Please copy out the lines in the entries that contain "Main".

:: DATASET RECORDS ::

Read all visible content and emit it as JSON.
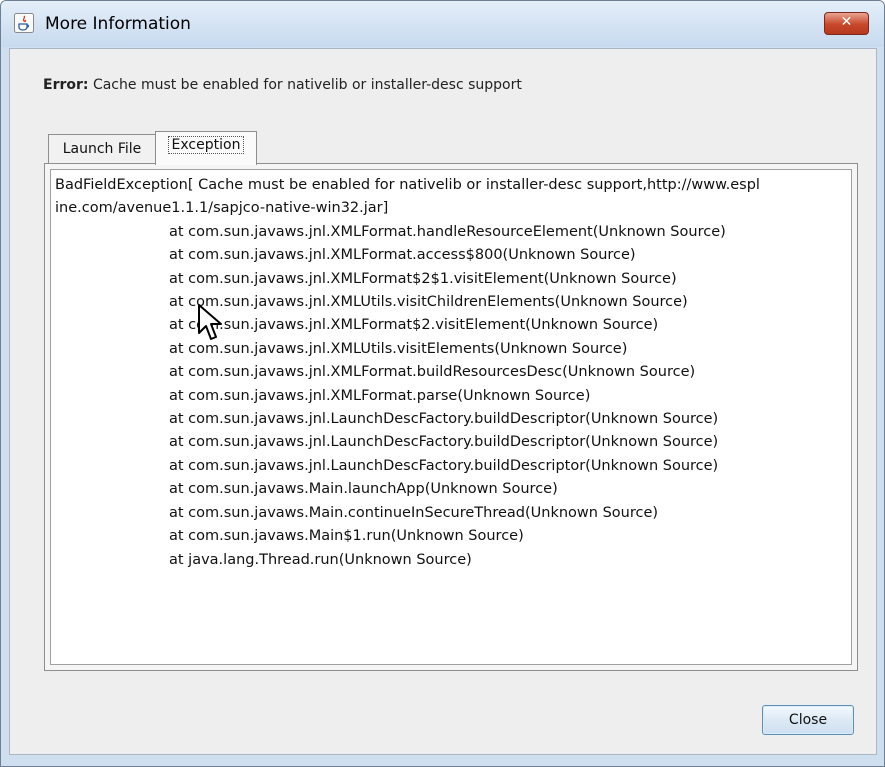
{
  "window": {
    "title": "More Information",
    "close_icon": "close-icon",
    "app_icon": "java-icon"
  },
  "error": {
    "label": "Error:",
    "message": "Cache must be enabled for nativelib or installer-desc support"
  },
  "tabs": [
    {
      "label": "Launch File",
      "selected": false
    },
    {
      "label": "Exception",
      "selected": true
    }
  ],
  "exception": {
    "header_lines": [
      "BadFieldException[ Cache must be enabled for nativelib or installer-desc support,http://www.espl",
      "ine.com/avenue1.1.1/sapjco-native-win32.jar]"
    ],
    "stack": [
      "at com.sun.javaws.jnl.XMLFormat.handleResourceElement(Unknown Source)",
      "at com.sun.javaws.jnl.XMLFormat.access$800(Unknown Source)",
      "at com.sun.javaws.jnl.XMLFormat$2$1.visitElement(Unknown Source)",
      "at com.sun.javaws.jnl.XMLUtils.visitChildrenElements(Unknown Source)",
      "at com.sun.javaws.jnl.XMLFormat$2.visitElement(Unknown Source)",
      "at com.sun.javaws.jnl.XMLUtils.visitElements(Unknown Source)",
      "at com.sun.javaws.jnl.XMLFormat.buildResourcesDesc(Unknown Source)",
      "at com.sun.javaws.jnl.XMLFormat.parse(Unknown Source)",
      "at com.sun.javaws.jnl.LaunchDescFactory.buildDescriptor(Unknown Source)",
      "at com.sun.javaws.jnl.LaunchDescFactory.buildDescriptor(Unknown Source)",
      "at com.sun.javaws.jnl.LaunchDescFactory.buildDescriptor(Unknown Source)",
      "at com.sun.javaws.Main.launchApp(Unknown Source)",
      "at com.sun.javaws.Main.continueInSecureThread(Unknown Source)",
      "at com.sun.javaws.Main$1.run(Unknown Source)",
      "at java.lang.Thread.run(Unknown Source)"
    ]
  },
  "buttons": {
    "close_label": "Close"
  },
  "colors": {
    "title_bar": "#c7daef",
    "close_button": "#c7472a",
    "dialog_bg": "#eeeeee"
  }
}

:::

SOLVED EXERCISE ::
      "at com.sun.javaws.Main.launchApp(Unknown Source)",
      "at com.sun.javaws.Main.continueInSecureThread(Unknown Source)",
      "at com.sun.javaws.Main$1.run(Unknown Source)",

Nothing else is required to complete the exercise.